Welcome to Physics Problems Q&A, where you can ask questions and receive answers from other members of the community.

charge flown through a loop due to induced emf

3 votes
207 views

a square loop of side=a has its center at ( 3/2 )a distance away from a infinite wire carrying current . If the loop and the wire are in the same plane initially and then if the loop rotates by 180 degrees then what is the total amount of charge which passes through any point ofvthe loop during rotation?

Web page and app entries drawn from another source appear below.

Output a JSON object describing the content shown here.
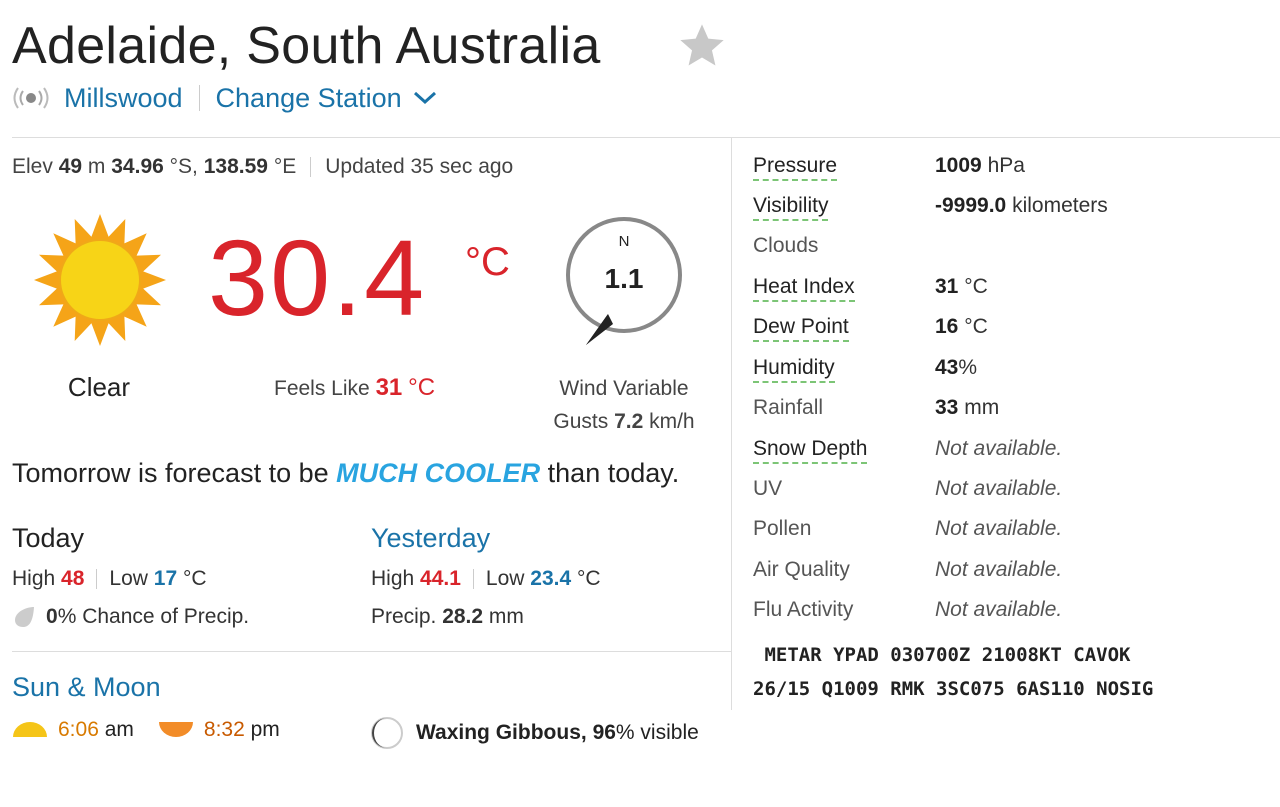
{
  "header": {
    "title": "Adelaide, South Australia",
    "station_name": "Millswood",
    "change_station": "Change Station"
  },
  "meta": {
    "elev_label": "Elev",
    "elev_value": "49",
    "elev_unit": "m",
    "lat_value": "34.96",
    "lat_unit": "°S,",
    "lon_value": "138.59",
    "lon_unit": "°E",
    "updated_label": "Updated",
    "updated_value": "35 sec ago"
  },
  "current": {
    "condition": "Clear",
    "temperature": "30.4",
    "temp_unit": "°C",
    "feels_like_label": "Feels Like",
    "feels_like_value": "31",
    "feels_like_unit": "°C",
    "wind_direction": "N",
    "wind_speed": "1.1",
    "wind_label": "Wind Variable",
    "gusts_label": "Gusts",
    "gusts_value": "7.2",
    "gusts_unit": "km/h"
  },
  "forecast": {
    "prefix": "Tomorrow is forecast to be",
    "highlight": "MUCH COOLER",
    "suffix": "than today."
  },
  "today": {
    "heading": "Today",
    "high_label": "High",
    "high_value": "48",
    "low_label": "Low",
    "low_value": "17",
    "unit": "°C",
    "precip_value": "0",
    "precip_text": "% Chance of Precip."
  },
  "yesterday": {
    "heading": "Yesterday",
    "high_label": "High",
    "high_value": "44.1",
    "low_label": "Low",
    "low_value": "23.4",
    "unit": "°C",
    "precip_label": "Precip.",
    "precip_value": "28.2",
    "precip_unit": "mm"
  },
  "sun_moon": {
    "heading": "Sun & Moon",
    "sunrise_value": "6:06",
    "sunrise_unit": "am",
    "sunset_value": "8:32",
    "sunset_unit": "pm",
    "moon_phase": "Waxing Gibbous,",
    "moon_pct": "96",
    "moon_suffix": "% visible"
  },
  "conditions": [
    {
      "label": "Pressure",
      "value": "1009",
      "unit": "hPa"
    },
    {
      "label": "Visibility",
      "value": "-9999.0",
      "unit": "kilometers"
    },
    {
      "label": "Clouds",
      "value": "",
      "unit": ""
    },
    {
      "label": "Heat Index",
      "value": "31",
      "unit": "°C"
    },
    {
      "label": "Dew Point",
      "value": "16",
      "unit": "°C"
    },
    {
      "label": "Humidity",
      "value": "43",
      "unit": "%"
    },
    {
      "label": "Rainfall",
      "value": "33",
      "unit": "mm"
    },
    {
      "label": "Snow Depth",
      "na": "Not available."
    },
    {
      "label": "UV",
      "na": "Not available."
    },
    {
      "label": "Pollen",
      "na": "Not available."
    },
    {
      "label": "Air Quality",
      "na": "Not available."
    },
    {
      "label": "Flu Activity",
      "na": "Not available."
    }
  ],
  "metar": {
    "line1": " METAR YPAD 030700Z 21008KT CAVOK",
    "line2": "26/15 Q1009 RMK 3SC075 6AS110 NOSIG"
  },
  "colors": {
    "temp_red": "#d9242b",
    "link_blue": "#1a73a8",
    "cooler_blue": "#29a4e0",
    "sun_yellow": "#f5c518",
    "sunset_orange": "#f28c28"
  },
  "icons": {
    "favorite": "star-icon",
    "station": "signal-icon",
    "condition": "sun-icon",
    "wind": "compass-icon",
    "precip": "raindrop-icon",
    "sunrise": "sunrise-icon",
    "sunset": "sunset-icon",
    "moon": "moon-icon"
  }
}
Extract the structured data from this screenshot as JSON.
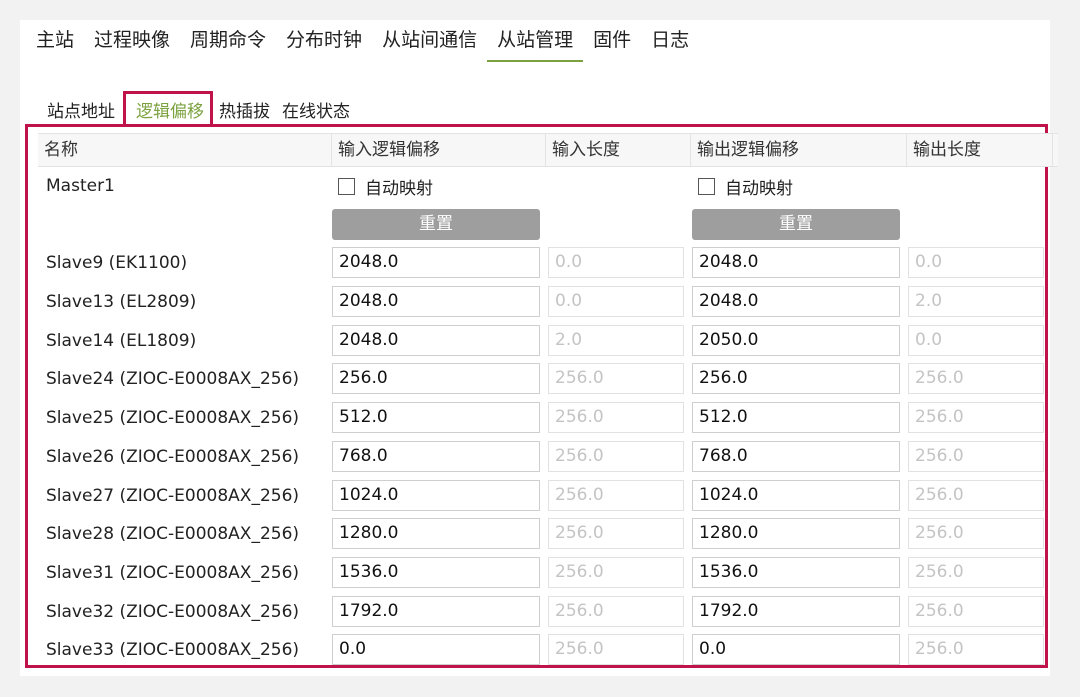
{
  "nav": {
    "items": [
      "主站",
      "过程映像",
      "周期命令",
      "分布时钟",
      "从站间通信",
      "从站管理",
      "固件",
      "日志"
    ],
    "active_index": 5
  },
  "subtabs": {
    "items": [
      "站点地址",
      "逻辑偏移",
      "热插拔",
      "在线状态"
    ],
    "active_index": 1
  },
  "colors": {
    "accent": "#7ba23f",
    "highlight_border": "#c0134a",
    "button": "#9e9e9e"
  },
  "table": {
    "headers": [
      "名称",
      "输入逻辑偏移",
      "输入长度",
      "输出逻辑偏移",
      "输出长度"
    ],
    "master": {
      "name": "Master1",
      "input_auto_map_label": "自动映射",
      "output_auto_map_label": "自动映射",
      "input_reset_label": "重置",
      "output_reset_label": "重置",
      "input_auto_map_checked": false,
      "output_auto_map_checked": false
    },
    "rows": [
      {
        "name": "Slave9 (EK1100)",
        "in_offset": "2048.0",
        "in_len": "0.0",
        "out_offset": "2048.0",
        "out_len": "0.0"
      },
      {
        "name": "Slave13 (EL2809)",
        "in_offset": "2048.0",
        "in_len": "0.0",
        "out_offset": "2048.0",
        "out_len": "2.0"
      },
      {
        "name": "Slave14 (EL1809)",
        "in_offset": "2048.0",
        "in_len": "2.0",
        "out_offset": "2050.0",
        "out_len": "0.0"
      },
      {
        "name": "Slave24 (ZIOC-E0008AX_256)",
        "in_offset": "256.0",
        "in_len": "256.0",
        "out_offset": "256.0",
        "out_len": "256.0"
      },
      {
        "name": "Slave25 (ZIOC-E0008AX_256)",
        "in_offset": "512.0",
        "in_len": "256.0",
        "out_offset": "512.0",
        "out_len": "256.0"
      },
      {
        "name": "Slave26 (ZIOC-E0008AX_256)",
        "in_offset": "768.0",
        "in_len": "256.0",
        "out_offset": "768.0",
        "out_len": "256.0"
      },
      {
        "name": "Slave27 (ZIOC-E0008AX_256)",
        "in_offset": "1024.0",
        "in_len": "256.0",
        "out_offset": "1024.0",
        "out_len": "256.0"
      },
      {
        "name": "Slave28 (ZIOC-E0008AX_256)",
        "in_offset": "1280.0",
        "in_len": "256.0",
        "out_offset": "1280.0",
        "out_len": "256.0"
      },
      {
        "name": "Slave31 (ZIOC-E0008AX_256)",
        "in_offset": "1536.0",
        "in_len": "256.0",
        "out_offset": "1536.0",
        "out_len": "256.0"
      },
      {
        "name": "Slave32 (ZIOC-E0008AX_256)",
        "in_offset": "1792.0",
        "in_len": "256.0",
        "out_offset": "1792.0",
        "out_len": "256.0"
      },
      {
        "name": "Slave33 (ZIOC-E0008AX_256)",
        "in_offset": "0.0",
        "in_len": "256.0",
        "out_offset": "0.0",
        "out_len": "256.0"
      }
    ]
  }
}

The loop rotates about an axis parallel to the long wire.

what I did is that $q=\int I.dt=\frac {-d\phi}{r.dt}.dt $ and dt cancels so it should be just $\triangle\phi$ which would be final - initial flux giving -2B.A but answer doesn't come by this
where I am thinking wrong

asked Nov 15, 2016 in Physics Problems by physicsapproval (2,320 points)
retagged Nov 15, 2016 by physicsapproval
The formula for charge flown is $\triangle \phi /R$
B is not constant, it changes with r = distance from wire.  Perhaps you must integrate over the area of the loop, assuming two sides are parallel to the current-carrying wire.
but then how to make equation for that as the loop is rotating
Your answer does not take speed of rotation into account. It compares initial with final flux linkages after the loop has been rotated. Instantaneous current depends on rate of change of flux linkage, but total charge depends on the change in flux linkage.

1 Answer

3 votes
 
Best answer

Suppose the wire loop has resistance R. The emf induced in the wire loop by a change in magnetic flux linkage $\Phi$ is
$E= -\frac{d\Phi}{dt}$.
The current in the loop is
$i=\frac{E}{R}=-\frac{d\Phi}{Rdt}$.
Charge flowing is the integral of current wrt time :
$q=\int \frac{E}{R}dt=-\int \frac{1}{R}d\Phi=\frac{2\Phi_0}{R}$
because $\Phi$ has changed direction.

By definition $\Phi=\int BdA$. Here $dA=drdz$ where $a<r<2a$ is perpendicular to the wire and $0<z<a$ is parallel to it. The magnetic field around the wire is
$B=\frac{\mu_0 I}{2\pi r}$.
Therefore
$\Phi_0=\frac{\mu_0 I}{2\pi} \int_0^a dz \int_a^{2a} \frac{1}{r} dr=a\frac{\mu_0 I}{2\pi}ln(2)$
hence
$q=\frac{a\mu_0 I}{\pi R}ln(2)$.

answered Nov 18, 2016 by sammy gerbil (28,448 points)
selected Nov 20, 2016 by physicsapproval
ok I understood where I went weong,thanks
...